COVID-19 numbers provided by Interior Health show Salmon Arm and Revelstoke in the 200-plus range from January 2020 to February 2021 while Vernon, with a larger population, tallied more than 600 over the 14 months. (BC Centre for Disease Control map)
14 months of COVID-19 data show Kamloops cases doubling Vernon’s

Jan. 1, 2020 to Feb. 28, 2021: 605 cases reported for Vernon, 243 for Salmon Arm, 1,246 for Kamloops

Penticton Fire Department pulled a kayaker from Okanagan Lake on Wednesday after he had fallen out of his boat and called 911. The man was taken to the hospital for treatment. (Western News - File)
Kayaker rescued from Okanagan Lake after falling in and calling 911

The Penticton Fire Department’s Marine Rescue pulled him out suffering from severe cold

Kelowna General Hospital (File photo)
Second death reported in Kelowna General Hospital COVID-19 outbreak

A total of seven cases have been identified at the hospital: six patients and one staff

The Greater Vernon Chamber of Commerce’s general manager Dan Proulx, left, hosted a virtual Official Opposition town hall meeting with Shadow Cabinet Minister Small Business Pat Kelly, right, and North Okanagan-Shuswap MP Mel Arnold March 3, 2021. (Screenshot)
Tourism key to business recovery in North Okanagan-Shuswap: MP

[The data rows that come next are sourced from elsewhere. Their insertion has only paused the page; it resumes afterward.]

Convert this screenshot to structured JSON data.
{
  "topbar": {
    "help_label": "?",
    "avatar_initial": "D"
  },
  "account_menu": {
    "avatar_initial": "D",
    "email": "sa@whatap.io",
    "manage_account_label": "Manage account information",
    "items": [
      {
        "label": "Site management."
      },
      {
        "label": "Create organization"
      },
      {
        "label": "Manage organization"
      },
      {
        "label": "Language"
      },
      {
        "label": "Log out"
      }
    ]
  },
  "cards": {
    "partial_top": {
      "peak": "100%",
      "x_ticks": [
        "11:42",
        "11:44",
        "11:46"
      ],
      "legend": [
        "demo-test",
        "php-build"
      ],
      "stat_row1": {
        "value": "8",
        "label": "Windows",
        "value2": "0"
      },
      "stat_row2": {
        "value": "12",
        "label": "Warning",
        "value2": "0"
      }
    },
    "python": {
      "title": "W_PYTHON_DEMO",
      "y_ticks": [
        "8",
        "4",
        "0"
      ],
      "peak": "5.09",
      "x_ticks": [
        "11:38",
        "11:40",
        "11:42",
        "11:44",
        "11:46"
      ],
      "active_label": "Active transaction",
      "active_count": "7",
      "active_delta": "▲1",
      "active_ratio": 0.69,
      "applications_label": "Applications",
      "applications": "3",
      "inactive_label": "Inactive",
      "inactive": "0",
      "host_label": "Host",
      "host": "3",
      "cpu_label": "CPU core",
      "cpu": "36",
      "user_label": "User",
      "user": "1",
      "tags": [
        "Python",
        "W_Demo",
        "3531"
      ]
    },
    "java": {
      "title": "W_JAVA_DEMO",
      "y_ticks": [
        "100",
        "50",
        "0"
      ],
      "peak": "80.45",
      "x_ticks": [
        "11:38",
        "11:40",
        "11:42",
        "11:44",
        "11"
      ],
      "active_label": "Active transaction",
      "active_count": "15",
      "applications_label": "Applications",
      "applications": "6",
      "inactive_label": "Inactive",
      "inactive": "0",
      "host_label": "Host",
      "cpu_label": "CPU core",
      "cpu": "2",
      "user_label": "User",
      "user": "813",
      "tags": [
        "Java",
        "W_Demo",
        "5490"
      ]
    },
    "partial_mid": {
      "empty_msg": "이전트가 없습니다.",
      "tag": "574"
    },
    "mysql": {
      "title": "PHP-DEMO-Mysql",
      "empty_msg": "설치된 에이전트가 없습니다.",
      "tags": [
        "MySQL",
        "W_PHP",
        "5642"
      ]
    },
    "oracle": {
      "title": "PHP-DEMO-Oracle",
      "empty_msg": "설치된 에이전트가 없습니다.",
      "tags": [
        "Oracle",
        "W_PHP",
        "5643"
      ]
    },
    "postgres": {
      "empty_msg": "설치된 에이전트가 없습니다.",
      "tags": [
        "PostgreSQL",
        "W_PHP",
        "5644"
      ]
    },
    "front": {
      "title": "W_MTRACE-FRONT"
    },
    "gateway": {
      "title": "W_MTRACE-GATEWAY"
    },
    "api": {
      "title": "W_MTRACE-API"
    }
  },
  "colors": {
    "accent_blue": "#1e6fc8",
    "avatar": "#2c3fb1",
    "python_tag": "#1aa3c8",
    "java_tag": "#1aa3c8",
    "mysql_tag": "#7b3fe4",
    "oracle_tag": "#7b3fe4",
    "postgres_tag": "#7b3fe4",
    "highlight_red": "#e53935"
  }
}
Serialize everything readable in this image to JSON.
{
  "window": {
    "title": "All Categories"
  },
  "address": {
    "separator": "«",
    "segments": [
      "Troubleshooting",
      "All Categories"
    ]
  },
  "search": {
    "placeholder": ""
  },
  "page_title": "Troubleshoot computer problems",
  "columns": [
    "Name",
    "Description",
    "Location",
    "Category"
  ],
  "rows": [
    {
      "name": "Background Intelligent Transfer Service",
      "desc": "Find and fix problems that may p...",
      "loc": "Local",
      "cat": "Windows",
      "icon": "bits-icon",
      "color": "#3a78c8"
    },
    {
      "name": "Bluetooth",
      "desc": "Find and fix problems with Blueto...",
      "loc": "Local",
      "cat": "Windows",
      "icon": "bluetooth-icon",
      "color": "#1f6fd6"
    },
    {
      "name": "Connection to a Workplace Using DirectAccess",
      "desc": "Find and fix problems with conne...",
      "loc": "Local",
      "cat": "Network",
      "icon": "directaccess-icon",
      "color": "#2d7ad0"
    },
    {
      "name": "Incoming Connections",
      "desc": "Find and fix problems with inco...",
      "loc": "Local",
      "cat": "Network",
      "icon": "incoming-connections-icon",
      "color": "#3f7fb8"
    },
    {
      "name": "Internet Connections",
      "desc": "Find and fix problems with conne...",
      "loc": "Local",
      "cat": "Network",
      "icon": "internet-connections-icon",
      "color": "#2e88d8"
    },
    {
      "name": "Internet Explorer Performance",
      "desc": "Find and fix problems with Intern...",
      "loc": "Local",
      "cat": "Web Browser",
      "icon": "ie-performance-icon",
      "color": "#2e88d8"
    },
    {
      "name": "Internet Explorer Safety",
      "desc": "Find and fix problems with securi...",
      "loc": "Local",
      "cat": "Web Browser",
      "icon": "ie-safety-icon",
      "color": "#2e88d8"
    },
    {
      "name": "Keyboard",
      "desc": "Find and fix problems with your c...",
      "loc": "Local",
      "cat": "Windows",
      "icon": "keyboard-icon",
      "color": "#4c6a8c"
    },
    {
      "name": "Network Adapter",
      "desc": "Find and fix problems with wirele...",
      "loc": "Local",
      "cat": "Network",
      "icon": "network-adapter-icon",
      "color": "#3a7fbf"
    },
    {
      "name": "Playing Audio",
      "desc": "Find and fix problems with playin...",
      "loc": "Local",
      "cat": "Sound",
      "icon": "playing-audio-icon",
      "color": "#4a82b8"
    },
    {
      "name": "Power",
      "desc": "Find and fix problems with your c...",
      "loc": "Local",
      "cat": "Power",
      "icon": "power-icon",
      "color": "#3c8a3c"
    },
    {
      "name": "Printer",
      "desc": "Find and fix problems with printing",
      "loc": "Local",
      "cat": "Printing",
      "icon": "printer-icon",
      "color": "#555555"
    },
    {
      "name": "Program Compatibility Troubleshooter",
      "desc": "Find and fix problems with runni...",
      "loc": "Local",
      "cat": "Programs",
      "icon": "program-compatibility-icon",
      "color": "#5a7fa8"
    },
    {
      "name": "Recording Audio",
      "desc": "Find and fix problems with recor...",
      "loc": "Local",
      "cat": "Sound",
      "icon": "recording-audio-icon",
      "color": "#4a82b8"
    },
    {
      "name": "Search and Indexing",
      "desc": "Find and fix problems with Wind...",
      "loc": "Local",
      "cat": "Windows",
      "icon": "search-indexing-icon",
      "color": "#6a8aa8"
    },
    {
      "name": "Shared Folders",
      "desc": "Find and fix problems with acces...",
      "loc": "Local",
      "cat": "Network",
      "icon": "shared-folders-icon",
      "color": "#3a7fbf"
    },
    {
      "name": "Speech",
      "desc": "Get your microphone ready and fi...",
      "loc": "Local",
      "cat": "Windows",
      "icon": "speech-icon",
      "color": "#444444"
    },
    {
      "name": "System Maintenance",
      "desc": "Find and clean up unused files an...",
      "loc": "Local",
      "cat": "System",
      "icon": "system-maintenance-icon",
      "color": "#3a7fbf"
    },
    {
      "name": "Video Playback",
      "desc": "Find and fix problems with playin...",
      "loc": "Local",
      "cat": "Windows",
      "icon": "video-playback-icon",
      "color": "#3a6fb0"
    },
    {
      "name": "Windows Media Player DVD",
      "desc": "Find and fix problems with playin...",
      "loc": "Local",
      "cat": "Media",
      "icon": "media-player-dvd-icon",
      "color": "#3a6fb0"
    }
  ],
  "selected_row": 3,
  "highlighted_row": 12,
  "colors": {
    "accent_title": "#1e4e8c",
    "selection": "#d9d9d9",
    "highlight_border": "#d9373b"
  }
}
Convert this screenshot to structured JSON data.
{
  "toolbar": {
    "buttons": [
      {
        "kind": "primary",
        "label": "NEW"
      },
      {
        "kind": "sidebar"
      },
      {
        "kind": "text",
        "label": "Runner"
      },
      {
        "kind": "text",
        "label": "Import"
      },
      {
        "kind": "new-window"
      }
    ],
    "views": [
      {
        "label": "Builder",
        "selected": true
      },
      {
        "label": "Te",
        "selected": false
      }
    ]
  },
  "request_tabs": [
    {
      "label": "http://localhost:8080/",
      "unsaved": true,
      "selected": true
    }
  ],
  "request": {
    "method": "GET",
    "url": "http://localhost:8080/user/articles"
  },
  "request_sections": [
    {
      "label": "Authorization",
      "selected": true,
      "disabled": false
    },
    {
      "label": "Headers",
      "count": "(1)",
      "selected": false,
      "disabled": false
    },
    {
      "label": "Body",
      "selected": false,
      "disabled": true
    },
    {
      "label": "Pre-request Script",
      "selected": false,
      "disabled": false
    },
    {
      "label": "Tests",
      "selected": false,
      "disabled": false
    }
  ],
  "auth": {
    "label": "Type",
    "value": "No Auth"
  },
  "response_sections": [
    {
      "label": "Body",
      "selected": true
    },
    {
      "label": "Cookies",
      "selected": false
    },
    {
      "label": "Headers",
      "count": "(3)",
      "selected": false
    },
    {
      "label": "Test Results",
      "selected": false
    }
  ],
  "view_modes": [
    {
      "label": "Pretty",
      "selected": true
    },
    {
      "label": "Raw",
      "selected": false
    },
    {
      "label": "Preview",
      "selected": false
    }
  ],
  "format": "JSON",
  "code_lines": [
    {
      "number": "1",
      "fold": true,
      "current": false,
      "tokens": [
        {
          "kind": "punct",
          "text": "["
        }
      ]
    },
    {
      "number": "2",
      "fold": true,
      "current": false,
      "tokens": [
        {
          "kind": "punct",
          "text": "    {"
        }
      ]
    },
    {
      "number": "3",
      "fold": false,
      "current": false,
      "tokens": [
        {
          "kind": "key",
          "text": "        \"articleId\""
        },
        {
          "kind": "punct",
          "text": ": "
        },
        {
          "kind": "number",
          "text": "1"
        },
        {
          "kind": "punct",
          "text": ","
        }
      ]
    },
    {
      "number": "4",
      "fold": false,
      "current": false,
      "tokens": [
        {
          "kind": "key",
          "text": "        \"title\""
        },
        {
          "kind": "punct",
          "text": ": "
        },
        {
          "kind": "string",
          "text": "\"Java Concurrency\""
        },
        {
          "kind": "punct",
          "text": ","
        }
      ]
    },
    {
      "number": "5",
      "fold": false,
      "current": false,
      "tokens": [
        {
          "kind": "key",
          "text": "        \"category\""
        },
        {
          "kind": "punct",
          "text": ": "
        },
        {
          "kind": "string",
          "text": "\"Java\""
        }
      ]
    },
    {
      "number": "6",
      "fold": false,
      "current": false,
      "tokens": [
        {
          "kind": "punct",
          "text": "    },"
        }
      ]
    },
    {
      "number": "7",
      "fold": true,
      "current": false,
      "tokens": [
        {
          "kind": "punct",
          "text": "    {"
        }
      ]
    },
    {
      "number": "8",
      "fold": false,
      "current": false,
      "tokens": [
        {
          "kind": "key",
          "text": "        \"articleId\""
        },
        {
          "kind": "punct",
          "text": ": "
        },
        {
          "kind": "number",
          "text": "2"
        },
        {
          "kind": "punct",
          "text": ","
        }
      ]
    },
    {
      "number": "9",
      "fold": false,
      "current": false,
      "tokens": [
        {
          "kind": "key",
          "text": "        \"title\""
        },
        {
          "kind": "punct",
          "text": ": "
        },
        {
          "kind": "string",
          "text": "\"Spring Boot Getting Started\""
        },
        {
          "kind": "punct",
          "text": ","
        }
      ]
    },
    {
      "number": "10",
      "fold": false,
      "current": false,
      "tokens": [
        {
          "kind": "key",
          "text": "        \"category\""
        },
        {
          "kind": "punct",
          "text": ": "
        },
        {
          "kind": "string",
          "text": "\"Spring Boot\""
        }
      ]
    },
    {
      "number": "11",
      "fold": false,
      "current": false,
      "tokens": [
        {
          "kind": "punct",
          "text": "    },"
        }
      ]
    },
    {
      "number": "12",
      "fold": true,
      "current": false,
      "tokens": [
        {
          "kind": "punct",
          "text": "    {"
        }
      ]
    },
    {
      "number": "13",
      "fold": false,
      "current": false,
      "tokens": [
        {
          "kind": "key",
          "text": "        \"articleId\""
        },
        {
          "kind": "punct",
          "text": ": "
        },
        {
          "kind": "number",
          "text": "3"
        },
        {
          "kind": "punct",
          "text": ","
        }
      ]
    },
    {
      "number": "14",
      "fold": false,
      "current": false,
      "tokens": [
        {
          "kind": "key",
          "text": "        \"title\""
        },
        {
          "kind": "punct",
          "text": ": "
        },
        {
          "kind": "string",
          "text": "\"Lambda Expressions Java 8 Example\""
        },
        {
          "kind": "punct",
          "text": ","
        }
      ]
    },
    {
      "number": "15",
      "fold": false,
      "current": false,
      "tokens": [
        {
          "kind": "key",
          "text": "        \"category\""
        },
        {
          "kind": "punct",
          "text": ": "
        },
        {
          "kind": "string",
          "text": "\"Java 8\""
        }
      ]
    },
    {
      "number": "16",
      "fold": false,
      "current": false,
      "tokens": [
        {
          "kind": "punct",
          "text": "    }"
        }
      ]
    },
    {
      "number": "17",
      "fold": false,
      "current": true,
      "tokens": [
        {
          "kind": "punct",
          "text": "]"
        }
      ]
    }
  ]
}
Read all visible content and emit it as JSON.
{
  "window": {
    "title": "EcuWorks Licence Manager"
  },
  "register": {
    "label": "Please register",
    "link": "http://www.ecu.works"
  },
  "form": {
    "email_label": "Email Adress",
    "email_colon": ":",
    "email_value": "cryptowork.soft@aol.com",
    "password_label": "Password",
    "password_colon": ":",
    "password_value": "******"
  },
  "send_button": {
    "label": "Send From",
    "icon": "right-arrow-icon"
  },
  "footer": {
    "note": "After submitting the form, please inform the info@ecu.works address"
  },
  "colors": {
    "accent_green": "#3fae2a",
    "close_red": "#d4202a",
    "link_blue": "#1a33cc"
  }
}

Easing travel restrictions, limiting taxation and debt management critical to COVID-19 economic recovery

Thomas Kruger-Allen is expected to be sentenced Friday, March 5, 2021.
Sentencing expected Friday for 2019 Penticton beach attack

Defense wants 12 to 18 months for beach assaults that left one of his victims with brain injury

(BCCDC)
42 cases of COVID-19 in the Central Okanagan last week

Officials have identified almost 3,000 cases of the virus in the Central Okanagan throughout the pandemic

Most Read